» Exercise directions: For the copy, please give all of the data again exactly and leave the pictures out.

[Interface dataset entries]

....

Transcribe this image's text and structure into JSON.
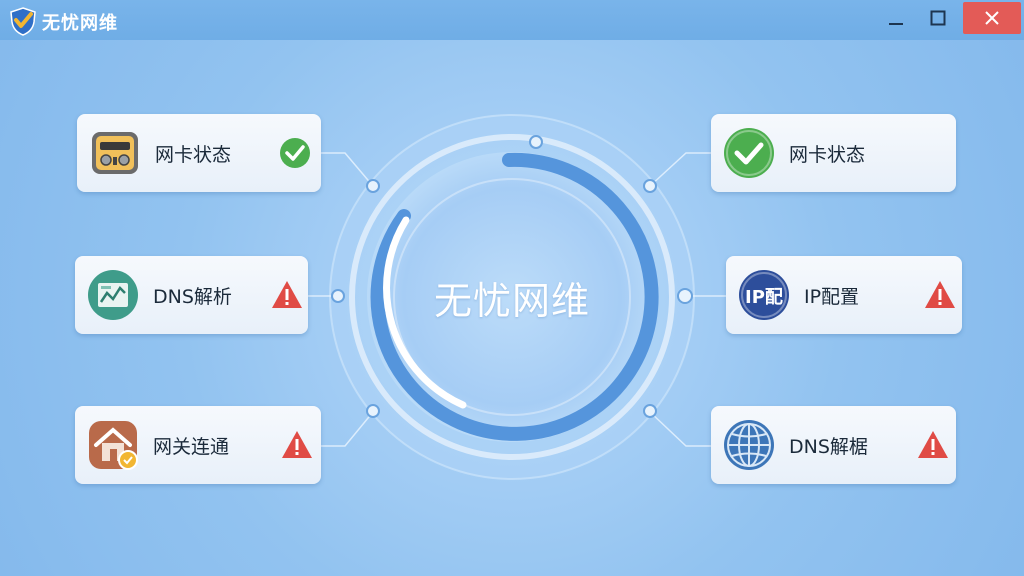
{
  "window": {
    "title": "无忧网维",
    "controls": {
      "minimize_icon": "minimize-icon",
      "maximize_icon": "maximize-icon",
      "close_icon": "close-icon",
      "close_color": "#e35b57"
    }
  },
  "center": {
    "title": "无忧网维",
    "progress_arc_color": "#5595dc"
  },
  "items": {
    "left": [
      {
        "label": "网卡状态",
        "icon": "network-card-icon",
        "status": "ok"
      },
      {
        "label": "DNS解析",
        "icon": "dns-chart-icon",
        "status": "warning"
      },
      {
        "label": "网关连通",
        "icon": "gateway-house-icon",
        "status": "warning"
      }
    ],
    "right": [
      {
        "label": "网卡状态",
        "icon": "check-circle-icon",
        "status": "none"
      },
      {
        "label": "IP配置",
        "icon": "ip-config-icon",
        "icon_text": "IP配",
        "status": "warning"
      },
      {
        "label": "DNS解椐",
        "icon": "globe-icon",
        "status": "warning"
      }
    ]
  },
  "colors": {
    "ok": "#4cae4f",
    "warning": "#e04b45",
    "accent": "#3f86d6"
  }
}
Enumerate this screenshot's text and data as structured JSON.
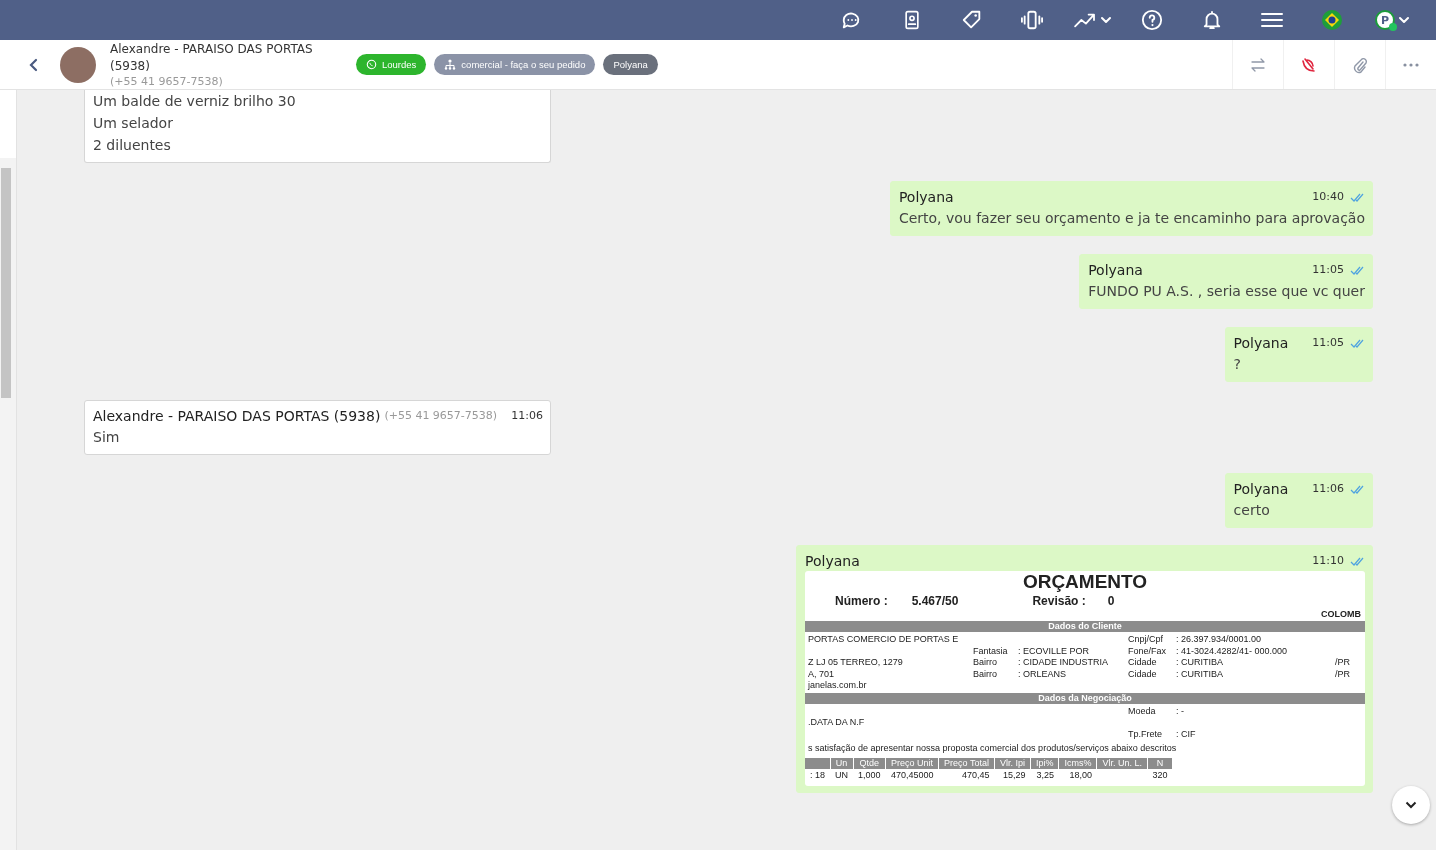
{
  "topbar": {
    "user_initial": "P",
    "online": true
  },
  "header": {
    "contact_name": "Alexandre - PARAISO DAS PORTAS (5938)",
    "phone": "(+55 41 9657-7538)",
    "tags": [
      {
        "label": "Lourdes",
        "kind": "whatsapp",
        "color": "#2db52d"
      },
      {
        "label": "comercial - faça o seu pedido",
        "kind": "department",
        "color": "#8b93a7"
      },
      {
        "label": "Polyana",
        "kind": "plain",
        "color": "#6a707c"
      }
    ]
  },
  "messages": [
    {
      "outgoing": false,
      "lines": [
        "Um balde de verniz brilho 30",
        "Um selador",
        "2 diluentes"
      ]
    },
    {
      "outgoing": true,
      "sender": "Polyana",
      "time": "10:40",
      "read": true,
      "lines": [
        "Certo, vou fazer seu orçamento e ja te encaminho para aprovação"
      ]
    },
    {
      "outgoing": true,
      "sender": "Polyana",
      "time": "11:05",
      "read": true,
      "lines": [
        "FUNDO PU A.S. , seria esse que vc quer"
      ]
    },
    {
      "outgoing": true,
      "sender": "Polyana",
      "time": "11:05",
      "read": true,
      "lines": [
        "?"
      ]
    },
    {
      "outgoing": false,
      "sender": "Alexandre - PARAISO DAS PORTAS (5938)",
      "phone": "(+55 41 9657-7538)",
      "time": "11:06",
      "lines": [
        "Sim"
      ]
    },
    {
      "outgoing": true,
      "sender": "Polyana",
      "time": "11:06",
      "read": true,
      "lines": [
        "certo"
      ]
    },
    {
      "outgoing": true,
      "sender": "Polyana",
      "time": "11:10",
      "read": true,
      "document": {
        "title": "ORÇAMENTO",
        "number_label": "Número :",
        "number": "5.467/50",
        "revision_label": "Revisão :",
        "revision": "0",
        "city": "COLOMB",
        "sections": [
          {
            "heading": "Dados do Cliente",
            "rows": [
              {
                "left": "PORTAS COMERCIO DE PORTAS E",
                "label2": "Cnpj/Cpf",
                "value2": ":   26.397.934/0001.00"
              },
              {
                "label": "Fantasia",
                "value": ":   ECOVILLE POR",
                "label2": "Fone/Fax",
                "value2": ":   41-3024.4282/41- 000.000"
              },
              {
                "left": "Z LJ 05 TERREO, 1279",
                "label": "Bairro",
                "value": ":   CIDADE INDUSTRIA",
                "label2": "Cidade",
                "value2": ":   CURITIBA",
                "uf": "/PR"
              },
              {
                "left": "A, 701",
                "label": "Bairro",
                "value": ":   ORLEANS",
                "label2": "Cidade",
                "value2": ":   CURITIBA",
                "uf": "/PR"
              },
              {
                "left": "janelas.com.br"
              }
            ]
          },
          {
            "heading": "Dados da Negociação",
            "rows": [
              {
                "label2": "Moeda",
                "value2": ":   -"
              },
              {
                "left": ".DATA DA N.F"
              },
              {
                "label2": "Tp.Frete",
                "value2": ":   CIF"
              }
            ]
          }
        ],
        "intro": "s satisfação de apresentar nossa proposta comercial dos produtos/serviços abaixo descritos",
        "table": {
          "columns": [
            "Un",
            "Qtde",
            "Preço Unit",
            "Preço Total",
            "Vlr. Ipi",
            "Ipi%",
            "Icms%",
            "Vlr. Un. L.",
            "N"
          ],
          "rows": [
            {
              "lead": ": 18",
              "cells": [
                "UN",
                "1,000",
                "470,45000",
                "470,45",
                "15,29",
                "3,25",
                "18,00",
                null,
                "320"
              ]
            }
          ]
        }
      }
    }
  ]
}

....

» Worked solution:
Transcribe this image's text and structure into JSON.
{
  "window": {
    "title": "无忧网维",
    "controls": {
      "minimize_icon": "minimize-icon",
      "maximize_icon": "maximize-icon",
      "close_icon": "close-icon",
      "close_color": "#e35b57"
    }
  },
  "center": {
    "title": "无忧网维",
    "progress_arc_color": "#5595dc"
  },
  "items": {
    "left": [
      {
        "label": "网卡状态",
        "icon": "network-card-icon",
        "status": "ok"
      },
      {
        "label": "DNS解析",
        "icon": "dns-chart-icon",
        "status": "warning"
      },
      {
        "label": "网关连通",
        "icon": "gateway-house-icon",
        "status": "warning"
      }
    ],
    "right": [
      {
        "label": "网卡状态",
        "icon": "check-circle-icon",
        "status": "none"
      },
      {
        "label": "IP配置",
        "icon": "ip-config-icon",
        "icon_text": "IP配",
        "status": "warning"
      },
      {
        "label": "DNS解椐",
        "icon": "globe-icon",
        "status": "warning"
      }
    ]
  },
  "colors": {
    "ok": "#4cae4f",
    "warning": "#e04b45",
    "accent": "#3f86d6"
  }
}
Enumerate this screenshot's text and data as structured JSON.
{
  "topbar": {
    "user_initial": "P",
    "online": true
  },
  "header": {
    "contact_name": "Alexandre - PARAISO DAS PORTAS (5938)",
    "phone": "(+55 41 9657-7538)",
    "tags": [
      {
        "label": "Lourdes",
        "kind": "whatsapp",
        "color": "#2db52d"
      },
      {
        "label": "comercial - faça o seu pedido",
        "kind": "department",
        "color": "#8b93a7"
      },
      {
        "label": "Polyana",
        "kind": "plain",
        "color": "#6a707c"
      }
    ]
  },
  "messages": [
    {
      "outgoing": false,
      "lines": [
        "Um balde de verniz brilho 30",
        "Um selador",
        "2 diluentes"
      ]
    },
    {
      "outgoing": true,
      "sender": "Polyana",
      "time": "10:40",
      "read": true,
      "lines": [
        "Certo, vou fazer seu orçamento e ja te encaminho para aprovação"
      ]
    },
    {
      "outgoing": true,
      "sender": "Polyana",
      "time": "11:05",
      "read": true,
      "lines": [
        "FUNDO PU A.S. , seria esse que vc quer"
      ]
    },
    {
      "outgoing": true,
      "sender": "Polyana",
      "time": "11:05",
      "read": true,
      "lines": [
        "?"
      ]
    },
    {
      "outgoing": false,
      "sender": "Alexandre - PARAISO DAS PORTAS (5938)",
      "phone": "(+55 41 9657-7538)",
      "time": "11:06",
      "lines": [
        "Sim"
      ]
    },
    {
      "outgoing": true,
      "sender": "Polyana",
      "time": "11:06",
      "read": true,
      "lines": [
        "certo"
      ]
    },
    {
      "outgoing": true,
      "sender": "Polyana",
      "time": "11:10",
      "read": true,
      "document": {
        "title": "ORÇAMENTO",
        "number_label": "Número :",
        "number": "5.467/50",
        "revision_label": "Revisão :",
        "revision": "0",
        "city": "COLOMB",
        "sections": [
          {
            "heading": "Dados do Cliente",
            "rows": [
              {
                "left": "PORTAS COMERCIO DE PORTAS E",
                "label2": "Cnpj/Cpf",
                "value2": ":   26.397.934/0001.00"
              },
              {
                "label": "Fantasia",
                "value": ":   ECOVILLE POR",
                "label2": "Fone/Fax",
                "value2": ":   41-3024.4282/41- 000.000"
              },
              {
                "left": "Z LJ 05 TERREO, 1279",
                "label": "Bairro",
                "value": ":   CIDADE INDUSTRIA",
                "label2": "Cidade",
                "value2": ":   CURITIBA",
                "uf": "/PR"
              },
              {
                "left": "A, 701",
                "label": "Bairro",
                "value": ":   ORLEANS",
                "label2": "Cidade",
                "value2": ":   CURITIBA",
                "uf": "/PR"
              },
              {
                "left": "janelas.com.br"
              }
            ]
          },
          {
            "heading": "Dados da Negociação",
            "rows": [
              {
                "label2": "Moeda",
                "value2": ":   -"
              },
              {
                "left": ".DATA DA N.F"
              },
              {
                "label2": "Tp.Frete",
                "value2": ":   CIF"
              }
            ]
          }
        ],
        "intro": "s satisfação de apresentar nossa proposta comercial dos produtos/serviços abaixo descritos",
        "table": {
          "columns": [
            "Un",
            "Qtde",
            "Preço Unit",
            "Preço Total",
            "Vlr. Ipi",
            "Ipi%",
            "Icms%",
            "Vlr. Un. L.",
            "N"
          ],
          "rows": [
            {
              "lead": ": 18",
              "cells": [
                "UN",
                "1,000",
                "470,45000",
                "470,45",
                "15,29",
                "3,25",
                "18,00",
                null,
                "320"
              ]
            }
          ]
        }
      }
    }
  ]
}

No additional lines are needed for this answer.